The Agriculture industry in Australia is the major consumer of water, accounting for 65% of total water consumption in 2004-05.
Of the water used for agricultural production in 2004-05, 91% was used for irrigation of crops and pastures. The remainder was used for other agricultural purposes, such as stock drinking water, dairy and piggery cleaning.
Water consumption in the Agriculture industry fell by 23% between 2000-01 and 2004-05; water consumption for rice irrigation fell by 72% and for cotton by 37% (graph 3.11). The large decrease in the use of water in irrigating rice and cotton crops in 2004-05 can be attributed to the reduced sowings as a result of the dry conditions and, consequently, reduced water availability.
Map 3.12 shows irrigated areas used for crops and pastures as a percentage of total crop and pasture land, by drainage division. The majority of intensive crop and pasture irrigation occurs in the Murray-Darling drainage division. The article Irrigation on Australian farms in the Agriculture chapter provides more information on water use.
Water availability compared with water use in Australia in 2004-05 is shown in table 3.13.
Almost half of Australia's self-extracted and in-stream water use occurred in Tasmania - nearly 98% of Tasmania's self-extracted water was used in-stream for hydro-electricity. Victoria was the highest user of distributed water and New South Wales used the majority of reuse water. South Australia consumed the largest proportion of its total resource (32%), while the Northern Territory (1%) and Tasmania (less than 1%) consumed the lowest proportions, due to their relatively high rainfall and low populations.
The majority of the 11,160 GL of water distributed by water suppliers (10,712 GL or 96%) was sourced from inland surface water (table 3.14). Groundwater accounted for 448 GL (4%), of which just over half was in Western Australia (229 GL). Desalinated sea water accounted for the remainder (0.2 GL).

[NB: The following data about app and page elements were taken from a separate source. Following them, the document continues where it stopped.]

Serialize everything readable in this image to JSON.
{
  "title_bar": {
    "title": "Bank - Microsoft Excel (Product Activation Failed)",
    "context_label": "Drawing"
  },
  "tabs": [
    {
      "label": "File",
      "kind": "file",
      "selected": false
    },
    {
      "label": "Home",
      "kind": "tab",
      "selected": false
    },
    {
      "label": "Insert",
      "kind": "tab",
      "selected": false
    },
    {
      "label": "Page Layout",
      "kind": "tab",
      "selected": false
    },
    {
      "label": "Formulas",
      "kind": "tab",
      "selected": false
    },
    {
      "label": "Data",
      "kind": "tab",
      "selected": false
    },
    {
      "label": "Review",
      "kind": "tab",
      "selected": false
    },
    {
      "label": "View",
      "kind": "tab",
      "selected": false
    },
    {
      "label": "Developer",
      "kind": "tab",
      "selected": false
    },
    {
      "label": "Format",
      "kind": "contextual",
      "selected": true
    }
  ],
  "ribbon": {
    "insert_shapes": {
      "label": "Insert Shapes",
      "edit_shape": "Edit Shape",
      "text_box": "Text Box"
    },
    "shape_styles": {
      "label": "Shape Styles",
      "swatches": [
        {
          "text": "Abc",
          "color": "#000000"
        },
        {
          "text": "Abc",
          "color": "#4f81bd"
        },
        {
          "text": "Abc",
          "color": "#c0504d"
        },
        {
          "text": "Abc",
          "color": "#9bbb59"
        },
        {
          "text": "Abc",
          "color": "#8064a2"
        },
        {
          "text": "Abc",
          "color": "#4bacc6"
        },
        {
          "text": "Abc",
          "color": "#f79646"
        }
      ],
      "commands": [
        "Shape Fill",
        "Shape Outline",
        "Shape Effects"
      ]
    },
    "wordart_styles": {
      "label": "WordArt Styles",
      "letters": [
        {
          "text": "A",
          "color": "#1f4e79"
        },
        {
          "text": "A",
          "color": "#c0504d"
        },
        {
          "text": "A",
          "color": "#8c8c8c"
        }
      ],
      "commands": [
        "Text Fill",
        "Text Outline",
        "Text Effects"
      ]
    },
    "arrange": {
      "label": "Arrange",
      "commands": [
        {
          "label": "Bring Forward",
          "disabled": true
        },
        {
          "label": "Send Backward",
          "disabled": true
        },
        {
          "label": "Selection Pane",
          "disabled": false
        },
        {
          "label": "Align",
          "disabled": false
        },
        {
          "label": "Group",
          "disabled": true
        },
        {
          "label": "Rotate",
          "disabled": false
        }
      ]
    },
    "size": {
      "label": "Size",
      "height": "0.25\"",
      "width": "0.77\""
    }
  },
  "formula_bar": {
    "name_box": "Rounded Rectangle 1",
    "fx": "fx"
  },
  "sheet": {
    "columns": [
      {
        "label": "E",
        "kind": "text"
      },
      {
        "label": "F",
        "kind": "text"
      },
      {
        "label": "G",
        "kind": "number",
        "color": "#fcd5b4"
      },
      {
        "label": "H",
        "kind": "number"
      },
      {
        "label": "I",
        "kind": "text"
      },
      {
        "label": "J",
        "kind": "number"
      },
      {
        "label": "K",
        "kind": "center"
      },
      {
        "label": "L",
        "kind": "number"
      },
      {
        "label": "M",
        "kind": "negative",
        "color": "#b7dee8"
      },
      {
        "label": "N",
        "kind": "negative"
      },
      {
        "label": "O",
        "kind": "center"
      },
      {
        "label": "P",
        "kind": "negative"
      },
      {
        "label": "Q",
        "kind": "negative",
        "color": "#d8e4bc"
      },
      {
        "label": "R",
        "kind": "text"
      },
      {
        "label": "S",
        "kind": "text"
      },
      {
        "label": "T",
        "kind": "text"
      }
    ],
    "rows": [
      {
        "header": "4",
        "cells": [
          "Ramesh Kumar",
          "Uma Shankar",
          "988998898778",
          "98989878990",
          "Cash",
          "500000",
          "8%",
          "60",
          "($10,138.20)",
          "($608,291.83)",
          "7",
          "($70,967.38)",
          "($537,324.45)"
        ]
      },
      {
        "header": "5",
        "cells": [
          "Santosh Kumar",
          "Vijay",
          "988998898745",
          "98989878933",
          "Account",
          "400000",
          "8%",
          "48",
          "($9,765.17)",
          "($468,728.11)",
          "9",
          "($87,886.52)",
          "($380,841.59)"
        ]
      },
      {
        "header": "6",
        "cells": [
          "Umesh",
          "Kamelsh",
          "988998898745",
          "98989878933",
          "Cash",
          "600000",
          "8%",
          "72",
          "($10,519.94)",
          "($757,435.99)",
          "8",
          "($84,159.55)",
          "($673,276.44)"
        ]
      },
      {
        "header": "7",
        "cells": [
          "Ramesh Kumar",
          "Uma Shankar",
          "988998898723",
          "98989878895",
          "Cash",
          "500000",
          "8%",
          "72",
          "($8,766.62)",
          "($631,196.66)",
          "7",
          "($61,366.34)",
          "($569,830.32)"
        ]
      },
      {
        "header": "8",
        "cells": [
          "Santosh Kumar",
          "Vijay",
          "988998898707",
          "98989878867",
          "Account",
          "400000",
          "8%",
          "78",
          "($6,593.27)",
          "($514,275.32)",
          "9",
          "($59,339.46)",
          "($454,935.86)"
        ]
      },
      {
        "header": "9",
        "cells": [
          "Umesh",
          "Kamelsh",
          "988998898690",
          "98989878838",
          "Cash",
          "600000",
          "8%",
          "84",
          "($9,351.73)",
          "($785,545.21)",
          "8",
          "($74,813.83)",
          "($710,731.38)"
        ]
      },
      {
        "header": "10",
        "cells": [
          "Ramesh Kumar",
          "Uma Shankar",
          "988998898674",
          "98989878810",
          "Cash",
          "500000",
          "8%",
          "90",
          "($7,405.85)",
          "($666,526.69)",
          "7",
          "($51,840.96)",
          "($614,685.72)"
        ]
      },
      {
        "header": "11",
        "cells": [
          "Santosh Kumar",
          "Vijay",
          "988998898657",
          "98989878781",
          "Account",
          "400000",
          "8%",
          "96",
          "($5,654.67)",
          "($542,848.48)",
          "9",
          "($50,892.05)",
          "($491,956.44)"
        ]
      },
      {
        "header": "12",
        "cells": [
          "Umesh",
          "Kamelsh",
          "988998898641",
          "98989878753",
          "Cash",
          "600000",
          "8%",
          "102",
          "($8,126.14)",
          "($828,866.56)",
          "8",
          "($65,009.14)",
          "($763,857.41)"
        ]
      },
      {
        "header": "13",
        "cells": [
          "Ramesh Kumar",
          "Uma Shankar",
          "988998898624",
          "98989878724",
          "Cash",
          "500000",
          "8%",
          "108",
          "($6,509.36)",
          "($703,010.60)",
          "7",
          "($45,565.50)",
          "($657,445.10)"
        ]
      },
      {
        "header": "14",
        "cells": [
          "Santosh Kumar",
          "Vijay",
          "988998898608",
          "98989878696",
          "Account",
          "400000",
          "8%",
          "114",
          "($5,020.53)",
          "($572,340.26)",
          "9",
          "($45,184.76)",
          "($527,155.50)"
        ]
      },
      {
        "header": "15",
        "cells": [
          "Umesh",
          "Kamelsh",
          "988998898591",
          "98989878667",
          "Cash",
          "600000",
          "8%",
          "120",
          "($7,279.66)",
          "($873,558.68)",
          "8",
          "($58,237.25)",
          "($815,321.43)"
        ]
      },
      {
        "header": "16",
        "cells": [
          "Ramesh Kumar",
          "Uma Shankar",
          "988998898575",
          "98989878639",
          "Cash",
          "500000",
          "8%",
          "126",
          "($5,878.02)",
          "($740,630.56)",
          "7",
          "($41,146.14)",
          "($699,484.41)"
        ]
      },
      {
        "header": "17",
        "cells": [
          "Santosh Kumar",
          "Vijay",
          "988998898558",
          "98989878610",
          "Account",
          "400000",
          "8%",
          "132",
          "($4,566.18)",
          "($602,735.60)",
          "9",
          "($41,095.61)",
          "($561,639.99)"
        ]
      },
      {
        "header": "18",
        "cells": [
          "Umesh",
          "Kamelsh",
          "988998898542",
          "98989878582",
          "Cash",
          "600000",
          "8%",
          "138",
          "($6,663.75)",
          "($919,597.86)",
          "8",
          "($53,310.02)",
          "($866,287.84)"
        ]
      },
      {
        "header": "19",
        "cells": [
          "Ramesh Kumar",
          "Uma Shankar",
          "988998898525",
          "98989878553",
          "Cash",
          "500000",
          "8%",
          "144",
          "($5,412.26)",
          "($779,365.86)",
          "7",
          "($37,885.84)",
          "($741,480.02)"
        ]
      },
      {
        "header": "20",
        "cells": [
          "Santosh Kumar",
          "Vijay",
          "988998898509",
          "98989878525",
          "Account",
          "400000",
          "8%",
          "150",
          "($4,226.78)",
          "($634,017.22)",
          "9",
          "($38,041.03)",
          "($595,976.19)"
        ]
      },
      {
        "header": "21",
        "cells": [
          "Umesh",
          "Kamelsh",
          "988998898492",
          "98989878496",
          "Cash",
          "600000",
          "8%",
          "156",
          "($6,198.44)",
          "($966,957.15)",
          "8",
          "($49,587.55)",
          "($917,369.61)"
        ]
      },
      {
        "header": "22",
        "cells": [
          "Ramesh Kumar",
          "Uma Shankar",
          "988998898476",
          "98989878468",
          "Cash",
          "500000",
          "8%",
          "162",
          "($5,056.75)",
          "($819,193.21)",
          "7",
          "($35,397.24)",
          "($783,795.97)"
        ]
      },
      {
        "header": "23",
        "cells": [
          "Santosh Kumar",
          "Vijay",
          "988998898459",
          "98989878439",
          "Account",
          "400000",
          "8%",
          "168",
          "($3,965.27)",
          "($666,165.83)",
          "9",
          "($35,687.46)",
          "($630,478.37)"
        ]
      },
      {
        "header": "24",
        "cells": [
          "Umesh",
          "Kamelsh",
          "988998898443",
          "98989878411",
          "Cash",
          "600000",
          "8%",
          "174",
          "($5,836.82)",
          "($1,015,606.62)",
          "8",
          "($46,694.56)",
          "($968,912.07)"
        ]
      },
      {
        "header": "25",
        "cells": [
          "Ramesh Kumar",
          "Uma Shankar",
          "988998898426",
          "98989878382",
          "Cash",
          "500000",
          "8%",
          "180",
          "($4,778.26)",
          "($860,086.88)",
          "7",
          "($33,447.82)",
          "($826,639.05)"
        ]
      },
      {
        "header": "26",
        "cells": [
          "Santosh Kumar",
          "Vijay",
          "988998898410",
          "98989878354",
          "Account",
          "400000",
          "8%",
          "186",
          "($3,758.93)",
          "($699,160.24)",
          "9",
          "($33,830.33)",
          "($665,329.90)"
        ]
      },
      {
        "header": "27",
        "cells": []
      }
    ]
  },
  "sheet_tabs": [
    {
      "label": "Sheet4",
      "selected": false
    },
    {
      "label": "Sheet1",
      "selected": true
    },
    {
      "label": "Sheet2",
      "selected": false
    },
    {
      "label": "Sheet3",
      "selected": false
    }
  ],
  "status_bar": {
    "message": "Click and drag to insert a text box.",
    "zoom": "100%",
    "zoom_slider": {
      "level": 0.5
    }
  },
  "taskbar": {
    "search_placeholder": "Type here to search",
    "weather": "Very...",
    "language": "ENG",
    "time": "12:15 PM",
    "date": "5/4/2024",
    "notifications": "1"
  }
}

The three highest water using regions in 2004-05 were the Murrumbidgee Water Management Area (WMA) (New South Wales), the Broken, Goulburn and Campaspe WMA and the Murray River WMA (both in Victoria) (map 3.15). In 2004-05 the top 20 WMAs accounted for 70% of total water consumption; the top 30 WMAs consumed 81%.